Haynes was back working under Agner’s purview on Tuesday night, doing the same job.
“When he told me he was going to do this,” Haynes said, “I told him I wanted to peel the potatoes.”
It might not have been 2,000 pounds worth, but Haynes had plenty of potatoes to peel. What started as a church event became something a little bit bigger.
“It started out primarily as church members. Then, of course, word got out,” Smith said. “There are going to be a lot of people from the town, a lot of business tonight. It’s a packed house.”
Agner relished every moment. For him, it was another chance to spread happiness through food.
The Chicken Shack’s return was a one night event, but Agner does have a new keepsake that’ll help him remember the restaurant’s glory days. A few weeks ago, Smith and Agner were told that someone had spotted an old Chicken Shack sign by a barn. On Saturday, the duo went to the barn to see it for themselves.
It took some bargaining, but Smith eventually convinced the man who owned the sign to part ways with it. Smith and Agner loaded it onto a trailer and took it back to Agner’s house.
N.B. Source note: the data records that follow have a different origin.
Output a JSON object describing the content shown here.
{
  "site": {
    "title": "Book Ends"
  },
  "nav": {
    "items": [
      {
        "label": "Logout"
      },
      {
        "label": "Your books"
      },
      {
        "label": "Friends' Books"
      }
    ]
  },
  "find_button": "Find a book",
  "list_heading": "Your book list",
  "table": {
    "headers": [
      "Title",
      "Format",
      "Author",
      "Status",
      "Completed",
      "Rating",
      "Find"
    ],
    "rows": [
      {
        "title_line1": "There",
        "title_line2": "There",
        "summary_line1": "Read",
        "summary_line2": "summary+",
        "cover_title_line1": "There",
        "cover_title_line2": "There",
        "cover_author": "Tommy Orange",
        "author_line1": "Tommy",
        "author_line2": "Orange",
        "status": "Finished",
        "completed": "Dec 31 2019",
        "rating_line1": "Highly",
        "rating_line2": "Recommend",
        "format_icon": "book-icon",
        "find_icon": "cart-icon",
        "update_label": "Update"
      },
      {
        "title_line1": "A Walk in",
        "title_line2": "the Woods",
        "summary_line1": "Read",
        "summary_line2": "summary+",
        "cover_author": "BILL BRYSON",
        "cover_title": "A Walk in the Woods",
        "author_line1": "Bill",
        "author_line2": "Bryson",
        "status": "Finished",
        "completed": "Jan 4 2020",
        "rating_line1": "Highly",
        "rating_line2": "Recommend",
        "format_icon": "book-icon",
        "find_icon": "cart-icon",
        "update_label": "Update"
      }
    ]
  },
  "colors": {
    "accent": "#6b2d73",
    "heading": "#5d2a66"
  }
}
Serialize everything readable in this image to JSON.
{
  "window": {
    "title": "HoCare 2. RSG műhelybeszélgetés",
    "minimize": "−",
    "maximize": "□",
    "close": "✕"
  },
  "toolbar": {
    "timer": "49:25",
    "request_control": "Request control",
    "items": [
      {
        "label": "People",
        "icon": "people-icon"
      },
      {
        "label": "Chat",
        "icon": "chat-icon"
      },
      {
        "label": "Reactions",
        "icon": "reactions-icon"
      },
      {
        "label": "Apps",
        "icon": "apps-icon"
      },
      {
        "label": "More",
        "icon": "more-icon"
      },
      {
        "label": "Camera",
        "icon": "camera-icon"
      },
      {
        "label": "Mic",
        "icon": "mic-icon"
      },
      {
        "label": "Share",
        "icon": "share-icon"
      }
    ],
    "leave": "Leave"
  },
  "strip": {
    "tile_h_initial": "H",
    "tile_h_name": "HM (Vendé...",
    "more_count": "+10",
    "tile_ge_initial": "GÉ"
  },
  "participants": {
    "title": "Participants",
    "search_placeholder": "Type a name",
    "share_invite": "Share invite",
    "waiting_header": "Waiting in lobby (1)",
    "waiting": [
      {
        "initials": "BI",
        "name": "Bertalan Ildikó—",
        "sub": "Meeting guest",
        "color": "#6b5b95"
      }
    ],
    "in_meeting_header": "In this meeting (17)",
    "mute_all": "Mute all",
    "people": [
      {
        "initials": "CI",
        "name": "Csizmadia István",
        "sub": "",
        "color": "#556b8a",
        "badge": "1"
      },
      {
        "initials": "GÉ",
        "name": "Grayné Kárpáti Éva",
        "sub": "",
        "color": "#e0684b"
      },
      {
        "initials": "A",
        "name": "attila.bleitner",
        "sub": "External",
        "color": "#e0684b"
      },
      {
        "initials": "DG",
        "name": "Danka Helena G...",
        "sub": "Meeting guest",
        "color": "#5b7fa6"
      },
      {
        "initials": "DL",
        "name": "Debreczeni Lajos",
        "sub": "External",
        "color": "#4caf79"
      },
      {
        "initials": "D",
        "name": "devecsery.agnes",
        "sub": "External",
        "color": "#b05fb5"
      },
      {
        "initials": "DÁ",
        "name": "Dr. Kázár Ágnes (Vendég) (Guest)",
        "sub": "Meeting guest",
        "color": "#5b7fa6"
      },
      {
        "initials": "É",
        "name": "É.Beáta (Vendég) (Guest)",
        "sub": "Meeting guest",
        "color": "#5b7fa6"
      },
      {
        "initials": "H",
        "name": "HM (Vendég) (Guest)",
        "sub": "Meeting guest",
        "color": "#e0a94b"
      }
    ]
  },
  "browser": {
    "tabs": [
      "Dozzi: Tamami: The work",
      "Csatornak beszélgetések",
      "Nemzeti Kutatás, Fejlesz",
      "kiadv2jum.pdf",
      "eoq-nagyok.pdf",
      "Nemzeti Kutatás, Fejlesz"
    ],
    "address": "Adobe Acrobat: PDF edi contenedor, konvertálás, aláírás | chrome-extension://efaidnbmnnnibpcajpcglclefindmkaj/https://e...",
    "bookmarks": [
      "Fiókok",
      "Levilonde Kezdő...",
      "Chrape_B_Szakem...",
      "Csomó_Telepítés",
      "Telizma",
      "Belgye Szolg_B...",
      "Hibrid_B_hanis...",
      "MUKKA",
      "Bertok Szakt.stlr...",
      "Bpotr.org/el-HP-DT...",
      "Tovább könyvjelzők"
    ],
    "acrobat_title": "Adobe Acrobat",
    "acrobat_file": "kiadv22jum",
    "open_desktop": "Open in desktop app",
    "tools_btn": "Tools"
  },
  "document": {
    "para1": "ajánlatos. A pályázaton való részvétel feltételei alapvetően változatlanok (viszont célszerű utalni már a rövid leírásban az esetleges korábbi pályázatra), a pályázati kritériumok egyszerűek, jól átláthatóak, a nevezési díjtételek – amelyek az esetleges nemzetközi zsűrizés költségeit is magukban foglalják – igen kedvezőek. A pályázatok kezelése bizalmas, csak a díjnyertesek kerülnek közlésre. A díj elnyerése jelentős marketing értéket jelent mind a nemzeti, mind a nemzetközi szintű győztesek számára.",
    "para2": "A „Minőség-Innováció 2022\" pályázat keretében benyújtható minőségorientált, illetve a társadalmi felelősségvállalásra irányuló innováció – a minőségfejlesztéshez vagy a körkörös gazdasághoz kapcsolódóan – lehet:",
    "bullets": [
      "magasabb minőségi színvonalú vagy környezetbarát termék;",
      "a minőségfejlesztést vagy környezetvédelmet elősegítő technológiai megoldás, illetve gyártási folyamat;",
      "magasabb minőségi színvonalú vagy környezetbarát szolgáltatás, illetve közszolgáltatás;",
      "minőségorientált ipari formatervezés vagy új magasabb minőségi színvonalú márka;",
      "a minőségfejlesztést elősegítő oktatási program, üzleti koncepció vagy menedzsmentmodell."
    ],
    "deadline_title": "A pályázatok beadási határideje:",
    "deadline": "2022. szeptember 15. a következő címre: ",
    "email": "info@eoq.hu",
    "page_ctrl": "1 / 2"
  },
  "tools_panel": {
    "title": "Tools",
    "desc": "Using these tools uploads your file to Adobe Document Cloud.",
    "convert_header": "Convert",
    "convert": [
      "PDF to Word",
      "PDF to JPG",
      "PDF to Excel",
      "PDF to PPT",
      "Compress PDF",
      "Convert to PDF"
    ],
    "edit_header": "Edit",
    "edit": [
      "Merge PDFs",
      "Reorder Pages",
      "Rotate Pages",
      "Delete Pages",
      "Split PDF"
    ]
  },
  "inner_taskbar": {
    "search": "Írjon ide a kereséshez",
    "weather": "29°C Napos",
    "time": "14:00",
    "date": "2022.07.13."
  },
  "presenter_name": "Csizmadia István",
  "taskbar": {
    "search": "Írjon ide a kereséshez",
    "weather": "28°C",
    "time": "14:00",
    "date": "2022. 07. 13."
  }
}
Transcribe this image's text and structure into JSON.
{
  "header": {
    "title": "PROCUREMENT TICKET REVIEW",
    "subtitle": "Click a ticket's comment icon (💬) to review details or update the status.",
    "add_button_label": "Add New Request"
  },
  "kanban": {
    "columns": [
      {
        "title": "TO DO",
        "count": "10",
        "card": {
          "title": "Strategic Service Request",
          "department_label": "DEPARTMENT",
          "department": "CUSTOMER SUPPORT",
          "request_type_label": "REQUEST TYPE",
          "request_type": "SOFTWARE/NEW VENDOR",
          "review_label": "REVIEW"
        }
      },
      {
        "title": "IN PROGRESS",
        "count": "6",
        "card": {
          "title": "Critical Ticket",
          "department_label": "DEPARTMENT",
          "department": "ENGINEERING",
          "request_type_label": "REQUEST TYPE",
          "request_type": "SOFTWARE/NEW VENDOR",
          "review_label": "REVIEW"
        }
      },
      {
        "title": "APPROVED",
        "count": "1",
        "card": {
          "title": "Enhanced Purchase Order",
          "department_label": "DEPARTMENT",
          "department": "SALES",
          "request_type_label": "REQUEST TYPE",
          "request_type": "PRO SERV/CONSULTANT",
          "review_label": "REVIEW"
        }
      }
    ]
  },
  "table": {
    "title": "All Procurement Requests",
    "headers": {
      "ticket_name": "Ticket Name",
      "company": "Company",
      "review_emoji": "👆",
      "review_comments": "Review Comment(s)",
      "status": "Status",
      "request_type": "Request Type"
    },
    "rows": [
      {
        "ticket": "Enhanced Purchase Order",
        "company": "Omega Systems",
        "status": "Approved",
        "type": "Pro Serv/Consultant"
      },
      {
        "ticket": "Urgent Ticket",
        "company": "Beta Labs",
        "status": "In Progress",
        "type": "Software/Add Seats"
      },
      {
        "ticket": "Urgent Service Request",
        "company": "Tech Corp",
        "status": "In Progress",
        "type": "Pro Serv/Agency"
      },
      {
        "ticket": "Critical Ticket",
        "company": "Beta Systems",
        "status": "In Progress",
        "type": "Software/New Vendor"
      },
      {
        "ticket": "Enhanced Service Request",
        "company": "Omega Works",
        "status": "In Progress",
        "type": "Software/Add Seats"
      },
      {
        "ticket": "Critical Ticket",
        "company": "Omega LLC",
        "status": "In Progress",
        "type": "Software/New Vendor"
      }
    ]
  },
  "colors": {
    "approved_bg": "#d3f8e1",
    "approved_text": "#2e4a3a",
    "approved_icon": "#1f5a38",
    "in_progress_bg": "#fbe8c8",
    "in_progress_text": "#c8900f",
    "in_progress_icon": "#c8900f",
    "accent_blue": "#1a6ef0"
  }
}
The sign is now hanging in Agner’s garage. He’s enjoyed looking at it and reminiscing on those Chicken Shack days.